Jog your memory back to just a few weeks ago and you’ll remember that much of the UK basked in warm sunshine with highs of 27ºc across parts of the east and south-east! Now in just 5 days time we’ll be going the opposite end of the scale, well not -27ºc, though it is going to turn much colder.
Next week we see a northerly air flow develop with much colder air being sourced from the Arctic. Members of the weather community would call the incoming pattern ‘almost perfect’ for very snowy weather, if we turned our calenders back a few pages to December and early January of course. Whilst snow will be in the forecast next week it certainly will be hit and miss with regards to areas that may or may not see settling snow.
Unlike typical winter months, whilst April has proved in the past that it can deliver snowfall, even down to low lying parts of the United Kingdom, it is not quite textbook in forecasting terms as we have to factor in increased solar output and warmer sea surface temperatures, both of which affect conditions at the surface.
The below charts show the northerly in question that is expected to develop early next week.
Showers will turn increasingly to snow across Scotland with some decent accumulations especially over higher ground (even to lower levels), as the cooler air digs south during the early hours of Monday. Through Monday afternoon as the colder air continues its journey southwards, showers will fall increasingly of snow across higher ground of northern England with wintry showers also affecting lower levels. The chart below (pink) shows where wintry precipitation is likely to fall.
Tuesday sees a risk of further significant snowfall across parts of northern and central Scotland with wintry showers also affecting western and eastern coastal parts of the United Kingdom.
Whilst many parts of the United Kingdom will see wintry showers; rain, hail, sleet and snow mix, any ‘surprises’ being snow laying across lower areas of England and Wales won’t come during daylight hours, it would be during the overnight period when of course the sun doesn’t have an impact on temperatures at the surface, a simpler way of putting it is ‘when temperatures can drop’.
It will certainly feel much colder when you add on the wind chill factor by day and night time frosts will be back, especially across inland parts! As shown on the charts below;

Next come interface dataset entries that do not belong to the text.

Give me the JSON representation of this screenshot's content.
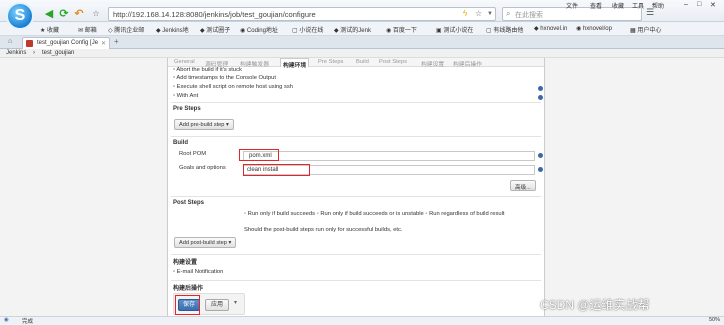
{
  "browser": {
    "logo": "S",
    "url": "http://192.168.14.128:8080/jenkins/job/test_goujian/configure",
    "search_placeholder": "在此搜索",
    "sys_menu": [
      "文件",
      "查看",
      "收藏",
      "工具",
      "帮助"
    ]
  },
  "bookmarks": [
    "收藏",
    "邮箱",
    "腾讯企业邮",
    "Jenkins地",
    "测试圈子",
    "Coding地址",
    "小说在线",
    "测试的Jenk",
    "百度一下",
    "测试小说在",
    "有线路由他",
    "hxnovel.in",
    "hxnovel/op",
    "用户中心"
  ],
  "tab": {
    "title": "test_goujian Config [Je",
    "new_tab": "+"
  },
  "breadcrumb": [
    "Jenkins",
    "test_goujian"
  ],
  "config_tabs": [
    "General",
    "源码管理",
    "构建触发器",
    "构建环境",
    "Pre Steps",
    "Build",
    "Post Steps",
    "构建设置",
    "构建后操作"
  ],
  "env_options": [
    "Abort the build if it's stuck",
    "Add timestamps to the Console Output",
    "Execute shell script on remote host using ssh",
    "With Ant"
  ],
  "pre_steps": {
    "title": "Pre Steps",
    "button": "Add pre-build step"
  },
  "build": {
    "title": "Build",
    "root_pom_label": "Root POM",
    "root_pom_value": "pom.xml",
    "goals_label": "Goals and options",
    "goals_value": "clean install",
    "advanced_button": "高级..."
  },
  "post_steps": {
    "title": "Post Steps",
    "options": [
      "Run only if build succeeds",
      "Run only if build succeeds or is unstable",
      "Run regardless of build result"
    ],
    "note": "Should the post-build steps run only for successful builds, etc.",
    "button": "Add post-build step"
  },
  "build_settings": {
    "title": "构建设置",
    "email": "E-mail Notification"
  },
  "post_build": {
    "title": "构建后操作"
  },
  "actions": {
    "save": "保存",
    "apply": "应用"
  },
  "status": {
    "left": "完成",
    "zoom": "50%"
  },
  "watermark": "CSDN @运维实战帮"
}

Whilst the sudden blast of cold air will only last 3 days before it modifies out, we’ll see the colder theme continuing for the next 7-10 days. So expect much colder weather next week with wintry showers, significant windchill factor for the time of year, snow across Scotland and maybe a few surprises to lower levels in England! I’ll keep you updated. Feel free to leave a comment below this article.